Finding the right space — one that’s affordable, physically appropriate, flexible — can be difficult for a theater company in Charleston. But patience and determination can sometimes pay off.
In 2012, after 11 years in Mount Pleasant, Village Repertory Co. landed in a cool building on Woolfe Street, a former meat-packing facility. It transformed the open space into a cabaret-style theater (and set up a more traditional, proscenium theater in an adjacent room).
The Woolfe Street Playhouse caught the attention of Spoleto Festival USA, which has rented the space for a few years now to mount its Music in Time series and some theater productions.
Last year, Pure Theatre settled into the refurbished city-owned Cannon Street Arts Center, a former church that has space not just for theater productions but for art shows, offices and more.
Footlight Players last year implemented a plan to accommodate a variety of artists, from comedians to musicians to festival organizers, and renamed its venue the Queen Street Playhouse.
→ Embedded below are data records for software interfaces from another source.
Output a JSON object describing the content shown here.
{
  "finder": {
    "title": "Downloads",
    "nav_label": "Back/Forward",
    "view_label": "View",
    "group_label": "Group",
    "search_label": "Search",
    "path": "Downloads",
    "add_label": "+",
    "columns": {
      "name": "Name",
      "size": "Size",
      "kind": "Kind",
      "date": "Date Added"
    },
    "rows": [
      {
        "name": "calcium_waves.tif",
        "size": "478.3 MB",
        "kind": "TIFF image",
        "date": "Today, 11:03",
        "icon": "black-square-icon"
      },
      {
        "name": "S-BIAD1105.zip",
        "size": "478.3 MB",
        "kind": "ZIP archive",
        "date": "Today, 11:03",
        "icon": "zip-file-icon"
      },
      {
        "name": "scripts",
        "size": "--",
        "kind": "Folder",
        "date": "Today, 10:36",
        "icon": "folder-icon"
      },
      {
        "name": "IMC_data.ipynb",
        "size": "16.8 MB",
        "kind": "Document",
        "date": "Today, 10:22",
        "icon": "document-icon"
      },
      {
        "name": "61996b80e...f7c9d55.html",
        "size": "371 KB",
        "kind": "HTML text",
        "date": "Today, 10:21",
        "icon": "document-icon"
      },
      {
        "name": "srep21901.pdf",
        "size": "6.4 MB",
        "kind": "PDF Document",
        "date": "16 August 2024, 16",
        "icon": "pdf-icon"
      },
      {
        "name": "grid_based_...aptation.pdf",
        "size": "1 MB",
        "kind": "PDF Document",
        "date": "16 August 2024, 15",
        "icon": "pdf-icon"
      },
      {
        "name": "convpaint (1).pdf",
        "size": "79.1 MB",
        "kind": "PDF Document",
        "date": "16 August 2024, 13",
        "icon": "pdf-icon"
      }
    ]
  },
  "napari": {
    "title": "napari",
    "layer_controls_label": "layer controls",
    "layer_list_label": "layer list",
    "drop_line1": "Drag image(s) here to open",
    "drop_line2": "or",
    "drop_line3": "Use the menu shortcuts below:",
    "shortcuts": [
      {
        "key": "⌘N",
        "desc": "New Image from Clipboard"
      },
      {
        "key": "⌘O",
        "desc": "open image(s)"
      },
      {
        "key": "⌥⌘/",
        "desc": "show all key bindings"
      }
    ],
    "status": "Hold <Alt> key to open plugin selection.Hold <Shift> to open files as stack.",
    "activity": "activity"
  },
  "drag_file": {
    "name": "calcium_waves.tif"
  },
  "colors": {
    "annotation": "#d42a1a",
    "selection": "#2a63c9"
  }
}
Also last year, Charleston Stage, based at the Dock Street Theatre, opened a second location, the West Ashley Theatre Center, meant to provide not only another stage for theater productions, but a venue for classes, presentations, civic gatherings, offices and more.
And Midtown Productions, which has been mounting its shows at the Midtown Theatre for five years, has expanded its offerings, too. No longer will patrons only find plays and musicals; now they can attend a concert series, the brainchild of pianist Chee-Hang See, who serves as Midtown’s music director and who is a faculty member of the Charleston Academy of Music.
“Midweek at Midtown” is wrapping up its first series of four concerts with a chamber music recital featuring music of Mendelssohn and Beethoven performed by See, violinist Yuriy Bekker and cellist Norbert Lewandowski. The concert is 7:30 p.m. May 15, at 2816 Azalea Drive.
The series kicked off earlier this year with a program of tango music. That was followed by a presentation of Jonathan Kamer’s Hello Saxophone! For the third show, singer Leah Edwards offered up some Broadway tunes.
See said he’s purposefully curating an eclectic mix of music. Some of the concerts feature faculty musicians of the Charleston Academy of Music. Future concerts will include jazz, opera, pop and more. Next year is the 250th anniversary of Beethoven’s birth, so See is planning to feature the great composer’s music prominently.
“So it’s a little bit for everybody,” he said. It’s interesting because we’ve had different audiences for each concert.”
The idea for the series came up after Midtown Productions received a donated baby grand piano about a year and half ago, See said.
“It’s a pretty decent instrument,” he said. And it got him thinking: “In between productions, it would be a great idea to do something else, so the space doesn’t sit empty.”
And Midtown’s strong production team surely could help. Besides, it’s the company’s 30th anniversary, time to do something new, he said.
It seems to be working.
Some are initially hesitant to drive to the venue, situated at the south end of North Charleston, but then discover how cozy and cool the space is, See said.
“It sounds great in there.”
Sheri Grace Wenger, founder and artistic director of Midtown Productions, said her company started out in a space on the corner of King and Calhoun streets, moved to James Island, then relocated to its current venue.
“As vagabonds, we kind of get lost in the shuffle,” she said.
Nevertheless, Midtown Productions has kept at it, and now is firmly ensconced in a flexible cabaret-style theater that has “opportunity” written all over it, Wenger said.
Currently, it's presenting Andrew Lloyd Webber's "Tell Me on a Sunday," a one-woman show starring Allison Sharpley, through May 18.
She quickly embraced See’s idea. He had helped with several productions of musicals, starting with “The Fantastiks” two years ago, and was well-positioned to curate this music series, she said. And the space can easily be configured to accommodate all sorts of presentations.
“Having the concert series is definitely helping to get people into the theater and having them discover us,” she said.